# Exercise requirements
Word for word, set down every record that appears below.

# Record extracts
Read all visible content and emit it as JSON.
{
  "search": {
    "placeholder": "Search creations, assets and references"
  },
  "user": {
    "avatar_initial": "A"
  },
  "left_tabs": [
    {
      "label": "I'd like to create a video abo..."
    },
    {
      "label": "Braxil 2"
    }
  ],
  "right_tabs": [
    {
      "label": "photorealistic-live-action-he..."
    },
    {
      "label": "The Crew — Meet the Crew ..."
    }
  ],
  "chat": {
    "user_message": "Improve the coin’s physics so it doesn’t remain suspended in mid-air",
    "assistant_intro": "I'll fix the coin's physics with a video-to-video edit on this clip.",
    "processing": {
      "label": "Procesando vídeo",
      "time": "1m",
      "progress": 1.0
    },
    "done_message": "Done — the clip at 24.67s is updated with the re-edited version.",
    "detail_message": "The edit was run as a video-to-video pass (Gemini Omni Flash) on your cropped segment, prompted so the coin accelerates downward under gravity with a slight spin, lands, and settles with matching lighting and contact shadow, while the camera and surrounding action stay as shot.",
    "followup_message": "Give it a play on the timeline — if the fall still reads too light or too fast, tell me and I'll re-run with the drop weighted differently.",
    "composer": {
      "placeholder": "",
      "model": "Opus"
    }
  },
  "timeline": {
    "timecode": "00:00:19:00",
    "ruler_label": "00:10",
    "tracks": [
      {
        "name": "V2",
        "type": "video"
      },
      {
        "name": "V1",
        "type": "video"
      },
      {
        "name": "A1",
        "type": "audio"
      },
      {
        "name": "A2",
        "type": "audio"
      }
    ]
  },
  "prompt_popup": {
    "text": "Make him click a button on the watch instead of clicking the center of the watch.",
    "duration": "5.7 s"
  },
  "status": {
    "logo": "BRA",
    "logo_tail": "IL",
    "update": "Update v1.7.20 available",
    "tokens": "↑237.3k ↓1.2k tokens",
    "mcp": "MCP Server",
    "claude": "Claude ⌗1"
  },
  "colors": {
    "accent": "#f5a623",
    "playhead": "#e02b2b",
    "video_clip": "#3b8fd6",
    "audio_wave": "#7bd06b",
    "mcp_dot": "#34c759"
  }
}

# Answer to this problem
Read all visible content and emit it as JSON.
{
  "search": {
    "placeholder": "Search creations, assets and references"
  },
  "user": {
    "avatar_initial": "A"
  },
  "left_tabs": [
    {
      "label": "I'd like to create a video abo..."
    },
    {
      "label": "Braxil 2"
    }
  ],
  "right_tabs": [
    {
      "label": "photorealistic-live-action-he..."
    },
    {
      "label": "The Crew — Meet the Crew ..."
    }
  ],
  "chat": {
    "user_message": "Improve the coin’s physics so it doesn’t remain suspended in mid-air",
    "assistant_intro": "I'll fix the coin's physics with a video-to-video edit on this clip.",
    "processing": {
      "label": "Procesando vídeo",
      "time": "1m",
      "progress": 1.0
    },
    "done_message": "Done — the clip at 24.67s is updated with the re-edited version.",
    "detail_message": "The edit was run as a video-to-video pass (Gemini Omni Flash) on your cropped segment, prompted so the coin accelerates downward under gravity with a slight spin, lands, and settles with matching lighting and contact shadow, while the camera and surrounding action stay as shot.",
    "followup_message": "Give it a play on the timeline — if the fall still reads too light or too fast, tell me and I'll re-run with the drop weighted differently.",
    "composer": {
      "placeholder": "",
      "model": "Opus"
    }
  },
  "timeline": {
    "timecode": "00:00:19:00",
    "ruler_label": "00:10",
    "tracks": [
      {
        "name": "V2",
        "type": "video"
      },
      {
        "name": "V1",
        "type": "video"
      },
      {
        "name": "A1",
        "type": "audio"
      },
      {
        "name": "A2",
        "type": "audio"
      }
    ]
  },
  "prompt_popup": {
    "text": "Make him click a button on the watch instead of clicking the center of the watch.",
    "duration": "5.7 s"
  },
  "status": {
    "logo": "BRA",
    "logo_tail": "IL",
    "update": "Update v1.7.20 available",
    "tokens": "↑237.3k ↓1.2k tokens",
    "mcp": "MCP Server",
    "claude": "Claude ⌗1"
  },
  "colors": {
    "accent": "#f5a623",
    "playhead": "#e02b2b",
    "video_clip": "#3b8fd6",
    "audio_wave": "#7bd06b",
    "mcp_dot": "#34c759"
  }
}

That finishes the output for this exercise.